This article is courtesy of PRWeb and The Sudden Cardiac Arrest Foundation. It is an article from June, but still contains valuable information. Please share your thoughts below…..
The Sudden Cardiac Arrest Foundation dispels common myths about sudden cardiac arrest and urges the public to learn CPR and how to use automated external defibrillators during the first week of June, National CPR-AED Awareness Week.
Sudden cardiac arrest (SCA) is a leading cause of death in the U.S., affecting about 326,200 people of all ages outside hospitals every day. Dave Goldberg, CEO of Survey Monkey and husband of Sheryl Sandberg, Facebook COO, was one of its recent victims.
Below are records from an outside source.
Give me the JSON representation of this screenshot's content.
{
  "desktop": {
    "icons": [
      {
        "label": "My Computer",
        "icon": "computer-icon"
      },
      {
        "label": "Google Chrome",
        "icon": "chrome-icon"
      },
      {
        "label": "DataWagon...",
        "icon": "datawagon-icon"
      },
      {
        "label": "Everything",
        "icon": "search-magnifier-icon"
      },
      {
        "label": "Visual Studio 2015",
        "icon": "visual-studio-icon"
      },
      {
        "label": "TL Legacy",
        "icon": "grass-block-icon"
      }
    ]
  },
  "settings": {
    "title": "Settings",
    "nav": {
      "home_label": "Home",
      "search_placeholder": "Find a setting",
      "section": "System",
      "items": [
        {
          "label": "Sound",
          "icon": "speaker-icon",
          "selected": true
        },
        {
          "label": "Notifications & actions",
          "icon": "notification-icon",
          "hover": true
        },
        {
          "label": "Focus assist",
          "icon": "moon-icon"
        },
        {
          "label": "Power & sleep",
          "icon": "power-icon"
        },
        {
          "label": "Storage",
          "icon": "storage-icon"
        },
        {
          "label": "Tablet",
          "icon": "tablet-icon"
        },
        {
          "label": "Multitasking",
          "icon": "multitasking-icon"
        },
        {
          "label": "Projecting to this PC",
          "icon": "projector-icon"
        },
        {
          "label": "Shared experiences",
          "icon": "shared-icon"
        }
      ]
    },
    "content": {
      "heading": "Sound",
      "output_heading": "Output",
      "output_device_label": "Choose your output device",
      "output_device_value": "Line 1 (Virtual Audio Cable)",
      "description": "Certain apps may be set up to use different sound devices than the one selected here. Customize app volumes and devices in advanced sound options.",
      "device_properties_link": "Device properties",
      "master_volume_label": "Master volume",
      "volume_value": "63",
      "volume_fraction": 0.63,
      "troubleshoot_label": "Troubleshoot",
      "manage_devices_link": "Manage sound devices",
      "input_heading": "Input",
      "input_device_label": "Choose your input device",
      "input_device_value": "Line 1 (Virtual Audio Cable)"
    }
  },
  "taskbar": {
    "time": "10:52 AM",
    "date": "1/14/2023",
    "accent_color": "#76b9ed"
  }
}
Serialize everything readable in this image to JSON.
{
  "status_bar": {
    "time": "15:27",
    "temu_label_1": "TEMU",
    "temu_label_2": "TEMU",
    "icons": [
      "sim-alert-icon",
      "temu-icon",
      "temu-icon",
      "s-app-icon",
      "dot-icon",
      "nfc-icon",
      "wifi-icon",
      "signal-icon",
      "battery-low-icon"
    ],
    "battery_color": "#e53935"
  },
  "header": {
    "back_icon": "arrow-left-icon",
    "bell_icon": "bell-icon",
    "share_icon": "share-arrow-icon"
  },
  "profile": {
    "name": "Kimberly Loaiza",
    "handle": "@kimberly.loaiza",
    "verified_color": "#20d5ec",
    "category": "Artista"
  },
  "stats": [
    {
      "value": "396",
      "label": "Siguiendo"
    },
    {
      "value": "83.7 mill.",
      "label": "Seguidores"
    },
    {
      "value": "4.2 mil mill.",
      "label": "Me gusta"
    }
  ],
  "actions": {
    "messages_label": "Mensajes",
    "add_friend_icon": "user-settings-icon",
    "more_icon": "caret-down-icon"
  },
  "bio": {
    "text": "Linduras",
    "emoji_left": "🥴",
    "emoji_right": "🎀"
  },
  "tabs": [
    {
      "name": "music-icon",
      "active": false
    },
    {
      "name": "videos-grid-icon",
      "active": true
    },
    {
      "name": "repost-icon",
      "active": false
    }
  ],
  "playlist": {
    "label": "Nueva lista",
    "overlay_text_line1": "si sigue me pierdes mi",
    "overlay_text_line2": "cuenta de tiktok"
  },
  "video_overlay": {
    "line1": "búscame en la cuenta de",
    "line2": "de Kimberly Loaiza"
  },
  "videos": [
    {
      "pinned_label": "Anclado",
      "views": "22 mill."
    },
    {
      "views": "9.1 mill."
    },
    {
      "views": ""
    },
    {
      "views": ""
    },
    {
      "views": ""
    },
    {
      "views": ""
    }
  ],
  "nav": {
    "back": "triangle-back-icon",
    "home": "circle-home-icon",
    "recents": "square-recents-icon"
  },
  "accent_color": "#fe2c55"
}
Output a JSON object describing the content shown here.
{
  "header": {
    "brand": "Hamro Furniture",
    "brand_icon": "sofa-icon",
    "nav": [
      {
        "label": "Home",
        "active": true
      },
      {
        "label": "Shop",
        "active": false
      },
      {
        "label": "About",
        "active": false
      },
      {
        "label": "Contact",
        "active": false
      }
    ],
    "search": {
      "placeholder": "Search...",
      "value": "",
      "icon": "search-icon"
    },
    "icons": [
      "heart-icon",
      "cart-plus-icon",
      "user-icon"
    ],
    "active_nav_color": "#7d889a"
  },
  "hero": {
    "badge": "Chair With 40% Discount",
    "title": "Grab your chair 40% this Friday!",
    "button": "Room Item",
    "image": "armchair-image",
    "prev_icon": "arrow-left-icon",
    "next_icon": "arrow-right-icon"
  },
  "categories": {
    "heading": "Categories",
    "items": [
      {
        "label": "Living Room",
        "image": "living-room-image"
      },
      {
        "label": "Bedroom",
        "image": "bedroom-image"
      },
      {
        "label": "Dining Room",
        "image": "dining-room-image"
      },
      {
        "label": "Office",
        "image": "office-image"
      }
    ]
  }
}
During this week alone, about 6,250 unsuspecting victims will suffer SCA, most of them (70%) at home. Their hearts will unexpectedly stop beating and blood will no longer flow to the brain and throughout the body. They will collapse, breathe abnormally or not at all, and may appear to be having seizures. In essence, they will be dead—and they will stay this way unless bystanders work to restore their heartbeats by starting CPR and defibrillation immediately.
Unfortunately, only one-third of SCA victims receives CPR from bystanders and fewer than five percent are treated with automated external defibrillators (AEDs) before EMS arrives at the scene. But for every minute that passes without CPR and defibrillation, the chances of survival decrease by 7-10%. As a result, only 11 percent of victims typically survive. Yet survival rates could double or triple if more people knew what to do when SCA strikes. In fact, as many as 30,000 additional lives could be saved each year.
Why don’t more people know and use these fundamental lifesaving skills? For one thing, not enough schools include CPR-AED instruction as a requirement for high school graduation. In addition, seven common myths may be barriers to bystander action, according to the Sudden Cardiac Arrest Foundation, which counters with the following facts.
Myth No. 1: SCA is rare. Fact: The number of people who die from SCA each day is equivalent to the number who would die if two jet planes crashed every single day killing nearly everyone on board.
Myth: No. 2: SCA is the same as a heart attack. Fact: Heart attack is like a plumbing problem. When people have heart attacks, they are awake and their hearts are beating. SCA is like an electrical problem. When people have SCA, they are not awake and their hearts are not beating. Heart attacks can lead to SCA, but there are many other causes, usually related to heart rhythm disorders.
Myth No. 3: SCA only happens to the elderly. Fact: SCA happens to people of all ages, including more than 6,000 people under the age of 18 each year.
Myth No. 4: SCA only happens to people with a history of heart problems. Fact: SCA is often the first indication of a heart problem.
Myth No. 5: Victims are better off waiting for professional help to arrive. Fact: Time is of the essence. Immediate bystander intervention can mean the difference between life and death.
Myth No. 6: Only trained personnel are allowed to use AEDs. Fact: Despite antiquated signage that sometimes accompanies the devices, AEDs may be used effectively by anyone who can follow visual and voice prompts.
Myth No. 7: AEDs can hurt people by shocking them inappropriately. Fact: SCA victims are dead. Rescuer actions can only help. AEDs are safe and effective and will not shock the heart unless shocks are needed to restore a healthy heartbeat.
Given the facts and the tremendous opportunity to save so many more lives, the Sudden Cardiac Arrest Foundation urges the public to seek CPR and AED training during National CPR-AED Awareness Week. “Our growing national survivor network is a testament to the fact that immediate CPR and defibrillation really does save lives,” said Mary Newman, Sudden Cardiac Arrest Foundation president. “Since most cardiac arrests occur in the home, taking a few minutes now to learn CPR and how to use an AED could mean the difference between life and death for a loved one.”
Here’s what to do when SCA strikes:
1. Call 9-1-1 and follow dispatcher instructions.
2. Start CPR. Press hard and fast on the center of the chest at a rate of 100 beats per minute (e.g., to the tune of “Tears on My Guitar” by Taylor Swift).
3. Use the nearest AED as quickly as possible.
For information on training resources or to join the Sudden Cardiac Arrest Network, visit http://www.sca-aware.org. For information on the AED Readiness Project, click here. To support the Sudden Cardiac Arrest Foundation, click here.
About the Sudden Cardiac Arrest Foundation
The Sudden Cardiac Arrest Foundation is a national community benefit 501(c)(3) organization dedicated to raising awareness about sudden cardiac arrest and saving lives. Programs include educational campaigns for secondary schools and colleges and the Sudden Cardiac Arrest Network, an online community that provides peer support and opportunities for survivors and family members to participate in awareness, advocacy, and research initiatives.